Two Ebola patients in the United States are receiving experimental therapy initially developed to treat other viral infections.
The drug, called brincinofovir, is made by Chimerix, Inc, a Durham, N.C.-based biotechnology company that became somewhat of a household name back in March when a social media campaign petitioned for “compassionate use” of the drug to treat an 8-year-old cancer patient with a life-threatening viral infection after a bone marrow transplant at St. Jude’s Children’s Hospital.
The patient, Josh Hardy, was suffering from adenovirus – a common infection that often causes respiratory illness – that he developed while his immune system was suppressed after the transplant. The current standard therapy for patients like Josh, cidofovir, had compromised his kidney function past the point of what his small body could tolerate.
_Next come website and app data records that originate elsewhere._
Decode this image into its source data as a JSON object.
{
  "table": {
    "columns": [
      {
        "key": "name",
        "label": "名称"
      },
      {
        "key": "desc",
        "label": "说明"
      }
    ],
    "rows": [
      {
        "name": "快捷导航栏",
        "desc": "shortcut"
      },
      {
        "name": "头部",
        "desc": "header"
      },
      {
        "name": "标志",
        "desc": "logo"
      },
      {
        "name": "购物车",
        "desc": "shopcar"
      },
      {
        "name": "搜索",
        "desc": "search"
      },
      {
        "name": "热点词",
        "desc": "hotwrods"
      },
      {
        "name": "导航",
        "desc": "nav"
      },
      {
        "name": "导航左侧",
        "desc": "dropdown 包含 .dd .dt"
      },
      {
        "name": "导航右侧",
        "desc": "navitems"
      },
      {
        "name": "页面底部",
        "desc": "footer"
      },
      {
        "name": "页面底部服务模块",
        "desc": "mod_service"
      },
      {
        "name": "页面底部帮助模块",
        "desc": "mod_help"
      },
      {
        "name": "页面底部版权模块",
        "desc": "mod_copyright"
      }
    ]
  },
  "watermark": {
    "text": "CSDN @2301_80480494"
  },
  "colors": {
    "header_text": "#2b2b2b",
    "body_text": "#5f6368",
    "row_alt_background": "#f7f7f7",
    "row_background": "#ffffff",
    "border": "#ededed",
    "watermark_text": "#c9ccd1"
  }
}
The drug was still in phase III clinical trials at the time, being used to treat cytomegalovirus – a common infection that can be quite dangerous in pregnant women or those with compromised immune systems – and the company stood to lose years of vital clinical data by allowing for its use outside of the controlled environment. Thankfully, Chimerix heard the pleas of the many Americans petitioning them to “Save Josh,” and agreed to give the boy the drug. Months later, in July, Josh was well enough to leave the hospital and return home to Virginia.
Brincinofovir is still in the experimental phase, but it was approved by the Food and Drug Administration (FDA) on Monday for the treatment of Ebola, according to a statement from Chimerix. The drug is a stronger, longer-lasting version of other antivirals in its class, which was specifically designed for use against a bioterrorism attack with smallpox.
I am cautiously optimistic about the potential efficacy of this drug, for the treatment of these two Ebola patients in America, particularly because it has done well in phase III clinical trials. The drug has been used on 900 patients to date in large-scale human trials for the treatment of adenovirus and CMV, and received “fast-track” designation from the FDA for the treatment of smallpox as well. Until now, the drug has never been used in human Ebola patients, but test-tube studies have shown promise and studies are currently underway in animals with the disease.
The one caveat in this whole equation is the fact that the viruses in which the efficacy of brincinofovir have been studied are double-stranded DNA viruses, whereas Ebola is a single-stranded RNA genome. But looking at the genomics of Ebola, this drug may have some effect. The problem, of course, lies in the fact that our knowledge is limited since we do not have clinical data to draw on when it comes to Ebola. Yet, under the current circumstances, it’s important for the Centers for Disease Control and Prevention (CDC) as well as Chimerix, to use every possible effort to create expeditious trials and monitor outcomes. If the experimental therapies and current trials yield positive results, they must work fast on the potential for distribution to West Africa.
I know that ethical dilemmas will always be encountered when it comes to drug trials, but the world is in a crisis right now, and we need to act fast.